Aim of the exercise - Collect every line below that contains the word "folder".

Supplied records -
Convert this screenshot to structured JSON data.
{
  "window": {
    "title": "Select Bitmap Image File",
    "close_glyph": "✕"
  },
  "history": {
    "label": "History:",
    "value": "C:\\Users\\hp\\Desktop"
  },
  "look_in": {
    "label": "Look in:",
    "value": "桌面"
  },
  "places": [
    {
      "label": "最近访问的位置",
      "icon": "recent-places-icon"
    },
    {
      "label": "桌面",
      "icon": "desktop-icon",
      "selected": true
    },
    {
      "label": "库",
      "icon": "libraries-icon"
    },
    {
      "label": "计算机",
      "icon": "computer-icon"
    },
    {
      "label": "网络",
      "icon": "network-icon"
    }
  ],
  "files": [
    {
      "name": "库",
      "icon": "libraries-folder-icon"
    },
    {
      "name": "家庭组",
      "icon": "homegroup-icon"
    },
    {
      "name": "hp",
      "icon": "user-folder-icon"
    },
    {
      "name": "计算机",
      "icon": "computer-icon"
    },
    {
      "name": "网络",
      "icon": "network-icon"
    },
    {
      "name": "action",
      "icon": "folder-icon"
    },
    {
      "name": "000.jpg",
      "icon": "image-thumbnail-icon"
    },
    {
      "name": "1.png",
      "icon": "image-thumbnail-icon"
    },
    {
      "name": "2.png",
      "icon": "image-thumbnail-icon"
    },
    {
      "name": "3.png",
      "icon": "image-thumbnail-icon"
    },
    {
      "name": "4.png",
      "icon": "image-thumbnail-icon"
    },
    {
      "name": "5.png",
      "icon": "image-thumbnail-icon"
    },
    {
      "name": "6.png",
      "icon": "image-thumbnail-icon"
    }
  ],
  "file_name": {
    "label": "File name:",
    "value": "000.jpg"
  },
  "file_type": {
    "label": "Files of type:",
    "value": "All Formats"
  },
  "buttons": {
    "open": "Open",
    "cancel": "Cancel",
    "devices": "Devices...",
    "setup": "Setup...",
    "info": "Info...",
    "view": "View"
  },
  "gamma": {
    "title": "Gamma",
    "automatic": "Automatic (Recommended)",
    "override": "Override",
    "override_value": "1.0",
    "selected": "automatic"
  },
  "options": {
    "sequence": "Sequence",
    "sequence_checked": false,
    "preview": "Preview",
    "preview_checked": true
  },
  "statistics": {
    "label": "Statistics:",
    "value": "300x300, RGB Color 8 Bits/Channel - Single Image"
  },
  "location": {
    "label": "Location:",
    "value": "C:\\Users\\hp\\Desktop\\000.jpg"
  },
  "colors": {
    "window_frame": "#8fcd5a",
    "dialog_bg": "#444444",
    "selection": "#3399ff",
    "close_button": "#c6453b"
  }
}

Exercise output -
      "icon": "libraries-folder-icon"
      "icon": "user-folder-icon"
      "icon": "folder-icon"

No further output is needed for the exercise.